The interesting evaluations are the kids telling me they don’t like the activities my grad school in particular preached they would love. Learning Centers? My earliest and latest class hated them. At least one student was honest and said, “I didn’t like learning centers cause I’m too lazy to get up and move.” I did unfortunately discover this during teaching, and we resolved it by making it something they could all do at their desks…without having to get up. Their wish, my command.

Learning centers aren’t it – pretty much any activity where movement (not rewarded with food or candy) is required was not well looked upon in the morning or during the food coma hours post-lunch. One funny thing is that a few kids warned me against activities I didn’t even use – but other teachers of theirs had overused them so much, they despised it all together. The lesson from this is that just because you find an activity that works, it doesn’t mean you should stop looking for more that get students interested. Education programs or pundits may praise webquests or RAFT writings, but don’t just cling to the same activities or lessons time and time again. Any game or activity can get boring if replayed a million times.

As for my portfolio, I actually might include one or two evaluations that decry against activities I didn’t even use. With explanation, I think I’ll be able to work it to my advantage – just “look at how I incorporated student feedback into diversifying my curriculum. ” Something along those lines should work, but the point is still there – teachers who rely on only one tool or trick end up taking any usefulness away and replacing it with boredom in the students. Not only that, but they’re taking away any effectiveness that activity could have for teachers who have these students in the future. AKA – this could have something to do with the 36 evaluations I got (no lie) begging me to never do a webquest because they did too many sophomore year. If I had these kids two years later and they’re still sick of webquests – maybe that teacher needs to consider toning it down just a wee bit.

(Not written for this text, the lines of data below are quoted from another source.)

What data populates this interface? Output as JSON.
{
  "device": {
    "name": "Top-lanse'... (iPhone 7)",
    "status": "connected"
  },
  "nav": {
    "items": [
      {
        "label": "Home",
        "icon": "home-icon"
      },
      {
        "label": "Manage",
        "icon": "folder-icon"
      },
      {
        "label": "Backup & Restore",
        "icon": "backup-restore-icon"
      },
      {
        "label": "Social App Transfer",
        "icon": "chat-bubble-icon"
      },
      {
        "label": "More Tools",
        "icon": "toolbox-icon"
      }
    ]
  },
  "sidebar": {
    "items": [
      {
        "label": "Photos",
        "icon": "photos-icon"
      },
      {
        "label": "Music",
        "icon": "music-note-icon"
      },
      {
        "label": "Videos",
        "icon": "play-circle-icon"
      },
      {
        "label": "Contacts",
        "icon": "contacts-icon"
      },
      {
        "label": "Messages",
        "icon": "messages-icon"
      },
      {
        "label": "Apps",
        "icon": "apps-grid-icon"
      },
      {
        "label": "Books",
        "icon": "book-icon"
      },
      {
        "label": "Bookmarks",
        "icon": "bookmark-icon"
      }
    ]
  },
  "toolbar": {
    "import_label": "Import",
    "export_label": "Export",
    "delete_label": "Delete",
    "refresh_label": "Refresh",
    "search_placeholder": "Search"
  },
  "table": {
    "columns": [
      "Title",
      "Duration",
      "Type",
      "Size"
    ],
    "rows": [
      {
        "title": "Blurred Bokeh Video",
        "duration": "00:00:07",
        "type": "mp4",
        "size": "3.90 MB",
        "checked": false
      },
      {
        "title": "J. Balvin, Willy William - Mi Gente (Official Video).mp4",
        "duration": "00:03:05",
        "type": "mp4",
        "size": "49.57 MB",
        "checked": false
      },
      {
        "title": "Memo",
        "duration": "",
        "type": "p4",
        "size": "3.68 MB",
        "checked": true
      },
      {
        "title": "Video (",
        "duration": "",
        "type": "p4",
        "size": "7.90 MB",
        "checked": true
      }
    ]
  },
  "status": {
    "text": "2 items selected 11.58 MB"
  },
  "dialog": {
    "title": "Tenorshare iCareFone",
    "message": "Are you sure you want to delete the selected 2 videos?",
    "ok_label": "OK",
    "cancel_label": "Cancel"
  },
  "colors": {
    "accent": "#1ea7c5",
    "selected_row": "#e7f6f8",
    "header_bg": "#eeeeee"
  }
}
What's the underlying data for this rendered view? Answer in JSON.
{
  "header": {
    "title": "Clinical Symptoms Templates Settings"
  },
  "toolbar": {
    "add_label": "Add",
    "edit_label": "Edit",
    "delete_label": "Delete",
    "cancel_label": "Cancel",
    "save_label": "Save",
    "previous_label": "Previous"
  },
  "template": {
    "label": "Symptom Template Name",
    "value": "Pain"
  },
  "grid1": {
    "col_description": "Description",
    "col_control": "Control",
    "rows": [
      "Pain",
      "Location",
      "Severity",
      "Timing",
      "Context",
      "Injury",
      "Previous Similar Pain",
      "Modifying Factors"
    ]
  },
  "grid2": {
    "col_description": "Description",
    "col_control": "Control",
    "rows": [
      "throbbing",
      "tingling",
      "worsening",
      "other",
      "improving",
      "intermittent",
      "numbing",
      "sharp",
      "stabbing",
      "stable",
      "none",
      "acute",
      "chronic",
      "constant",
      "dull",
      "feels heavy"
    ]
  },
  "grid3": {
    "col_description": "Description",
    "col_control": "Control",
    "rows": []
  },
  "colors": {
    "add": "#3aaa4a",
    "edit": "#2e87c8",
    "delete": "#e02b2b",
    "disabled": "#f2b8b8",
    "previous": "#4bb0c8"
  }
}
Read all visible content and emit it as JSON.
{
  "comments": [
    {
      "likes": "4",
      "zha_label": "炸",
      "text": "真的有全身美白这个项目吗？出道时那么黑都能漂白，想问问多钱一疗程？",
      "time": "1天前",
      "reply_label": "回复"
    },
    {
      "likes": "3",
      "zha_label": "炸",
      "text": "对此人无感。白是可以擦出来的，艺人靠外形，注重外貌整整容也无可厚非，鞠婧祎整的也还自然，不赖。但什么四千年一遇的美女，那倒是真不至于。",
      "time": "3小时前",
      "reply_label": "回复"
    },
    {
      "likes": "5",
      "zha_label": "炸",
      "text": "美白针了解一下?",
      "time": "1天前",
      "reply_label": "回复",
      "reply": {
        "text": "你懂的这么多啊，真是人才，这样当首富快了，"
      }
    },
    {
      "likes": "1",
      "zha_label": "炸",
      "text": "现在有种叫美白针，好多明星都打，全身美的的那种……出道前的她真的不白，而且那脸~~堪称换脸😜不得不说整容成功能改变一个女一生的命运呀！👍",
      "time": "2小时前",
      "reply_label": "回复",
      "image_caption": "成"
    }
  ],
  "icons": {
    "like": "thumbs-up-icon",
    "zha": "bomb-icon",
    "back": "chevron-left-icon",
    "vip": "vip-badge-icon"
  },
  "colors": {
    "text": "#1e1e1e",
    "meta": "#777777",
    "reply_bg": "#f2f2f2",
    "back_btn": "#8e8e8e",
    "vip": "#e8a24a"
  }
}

Comments Off on Student Evaluations meets Portfolio Making
Hello Real World
Posted by newbie-tchr at 3:30 pm in 1

Now that the holidays are over, and I’ve returned from my two week stay in California…One of the perks of having military parents – home can be some interesting places…the job search has officially commenced. As in, I’ll do more than work on my cover letter and resume and start subbing/praying for a job!

I got a big kick in the butt this morning when I got a call from an Assistant principal this morning in a high school 30 minutes away. I have no idea how, but someone amazing, passed along my name and number to her, and she wanted to know if I could send my resume in for a sudden job opening at the HS. Yes, it’s awesome – there’s only one catch. The position is a Special Ed Govt teacher. Government is the easy part, I’ve got practice there thanks to student teaching. The catch is Special Ed. The position has two self-contained classrooms and three team taught sections, and while I’m pumped about the team-taught, I’m a little nervous about the self-contained. I have NO experience in self-contained, and I’m wondering if they can even hire me for it without certifications in sped.

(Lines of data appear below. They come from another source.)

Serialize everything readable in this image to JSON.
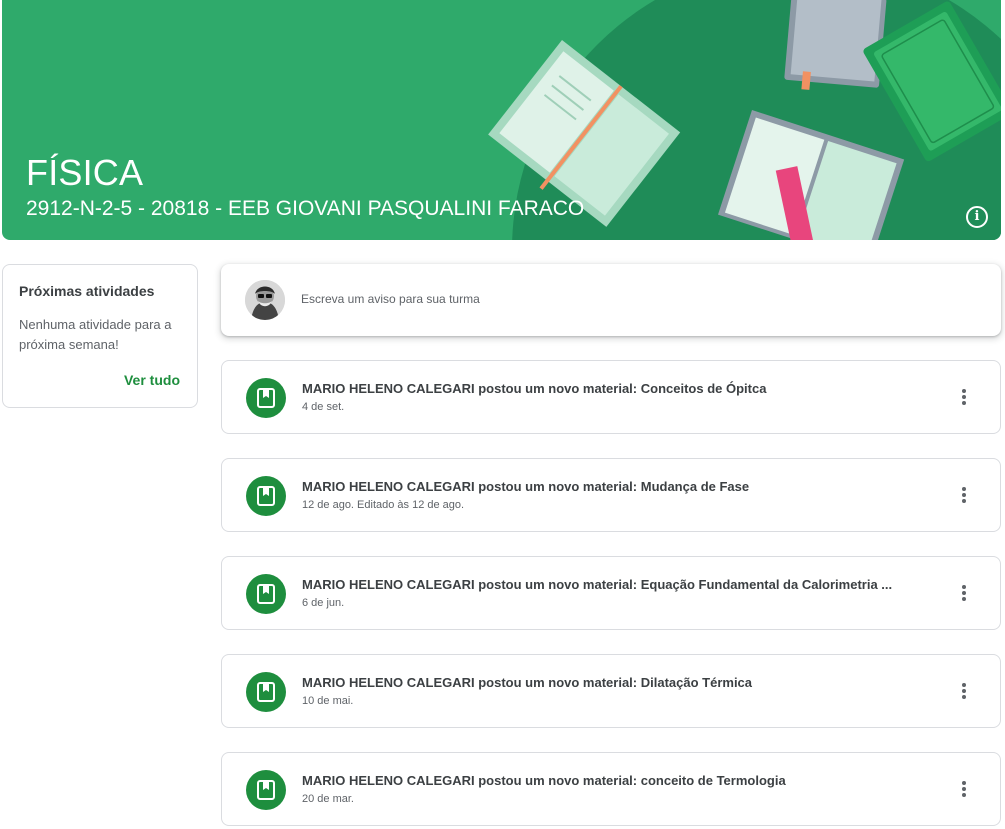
{
  "header": {
    "title": "FÍSICA",
    "subtitle": "2912-N-2-5 - 20818 - EEB GIOVANI PASQUALINI FARACO",
    "info_icon": "info-icon"
  },
  "upcoming": {
    "title": "Próximas atividades",
    "message": "Nenhuma atividade para a próxima semana!",
    "see_all": "Ver tudo"
  },
  "composer": {
    "placeholder": "Escreva um aviso para sua turma"
  },
  "posts": [
    {
      "title": "MARIO HELENO CALEGARI postou um novo material: Conceitos de Ópitca",
      "date": "4 de set.",
      "icon": "material-icon"
    },
    {
      "title": "MARIO HELENO CALEGARI postou um novo material: Mudança de Fase",
      "date": "12 de ago. Editado às 12 de ago.",
      "icon": "material-icon"
    },
    {
      "title": "MARIO HELENO CALEGARI postou um novo material: Equação Fundamental da Calorimetria ...",
      "date": "6 de jun.",
      "icon": "material-icon"
    },
    {
      "title": "MARIO HELENO CALEGARI postou um novo material: Dilatação Térmica",
      "date": "10 de mai.",
      "icon": "material-icon"
    },
    {
      "title": "MARIO HELENO CALEGARI postou um novo material: conceito de Termologia",
      "date": "20 de mar.",
      "icon": "material-icon"
    }
  ],
  "colors": {
    "banner": "#2faa6b",
    "accent": "#1e8e3e"
  }
}
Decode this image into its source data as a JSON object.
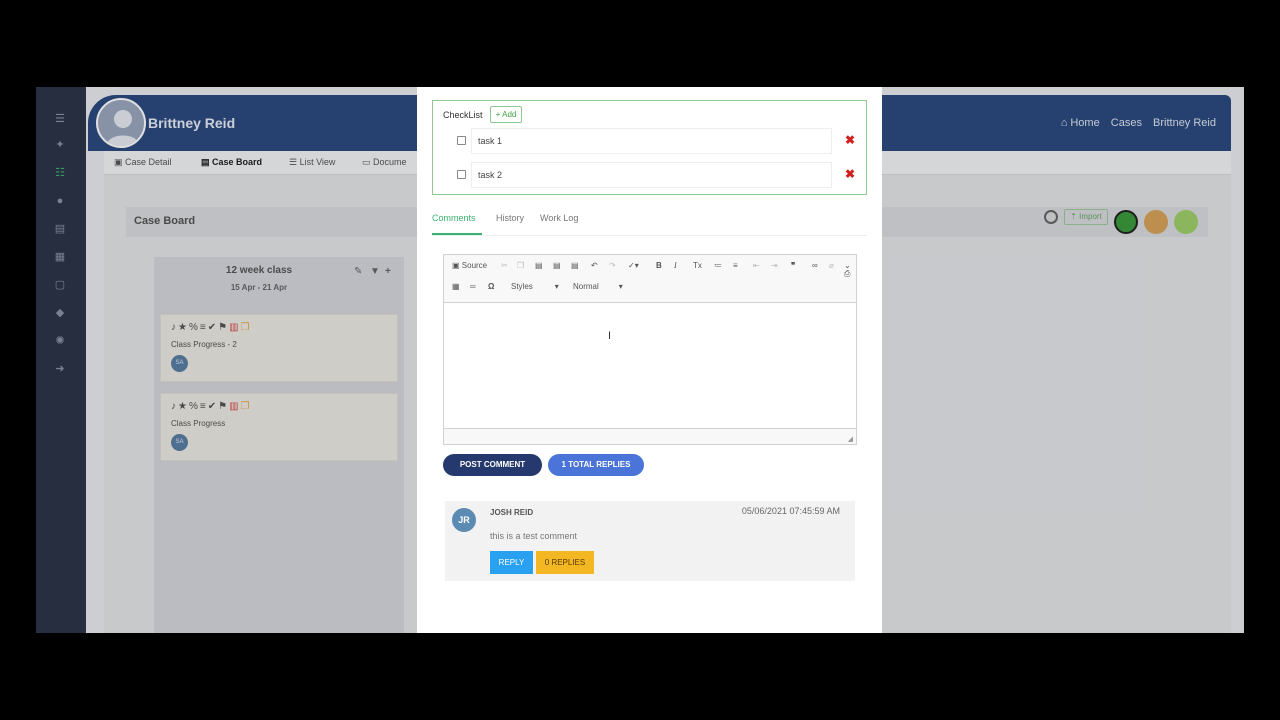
{
  "header": {
    "user_name": "Brittney Reid",
    "breadcrumb": [
      "Home",
      "Cases",
      "Brittney Reid"
    ]
  },
  "tabs": [
    "Case Detail",
    "Case Board",
    "List View",
    "Docume"
  ],
  "board": {
    "title": "Case Board",
    "import_label": "Import",
    "column": {
      "title": "12 week class",
      "dates": "15 Apr - 21 Apr",
      "cards": [
        {
          "title": "Class Progress - 2",
          "avatar": "SA"
        },
        {
          "title": "Class Progress",
          "avatar": "SA"
        }
      ]
    }
  },
  "modal": {
    "checklist": {
      "title": "CheckList",
      "add_label": "Add",
      "tasks": [
        "task 1",
        "task 2"
      ]
    },
    "comment_tabs": [
      "Comments",
      "History",
      "Work Log"
    ],
    "editor": {
      "source_label": "Source",
      "styles_label": "Styles",
      "format_label": "Normal"
    },
    "post_comment_label": "POST COMMENT",
    "total_replies_label": "1 TOTAL REPLIES",
    "comment": {
      "initials": "JR",
      "author": "JOSH REID",
      "date": "05/06/2021 07:45:59 AM",
      "text": "this is a test comment",
      "reply_label": "REPLY",
      "replies_label": "0 REPLIES"
    }
  },
  "colors": {
    "header_bg": "#2c4a7f",
    "accent_green": "#3bb273",
    "post_btn": "#26396e",
    "replies_btn": "#4b74d8",
    "reply_btn": "#2aa0f0",
    "zero_replies_btn": "#f3b724",
    "delete_red": "#d21f1f"
  }
}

If I even get an interview, I’m wondering how honest I should be about my inexperience. Balancing desperately needing a job and the need to be good at it is not fun. Interview tips anyone?

Of course I sent my resume to her within 5 minutes, but even if nothing comes from this, it’s a reminder that I got to get moving quick on getting in the sub system in my new county and making connections! I’m also going to try and figure out how she got my name and number so I can thank that person…

Comments Off on Hello Real World

Take One. Pass it on.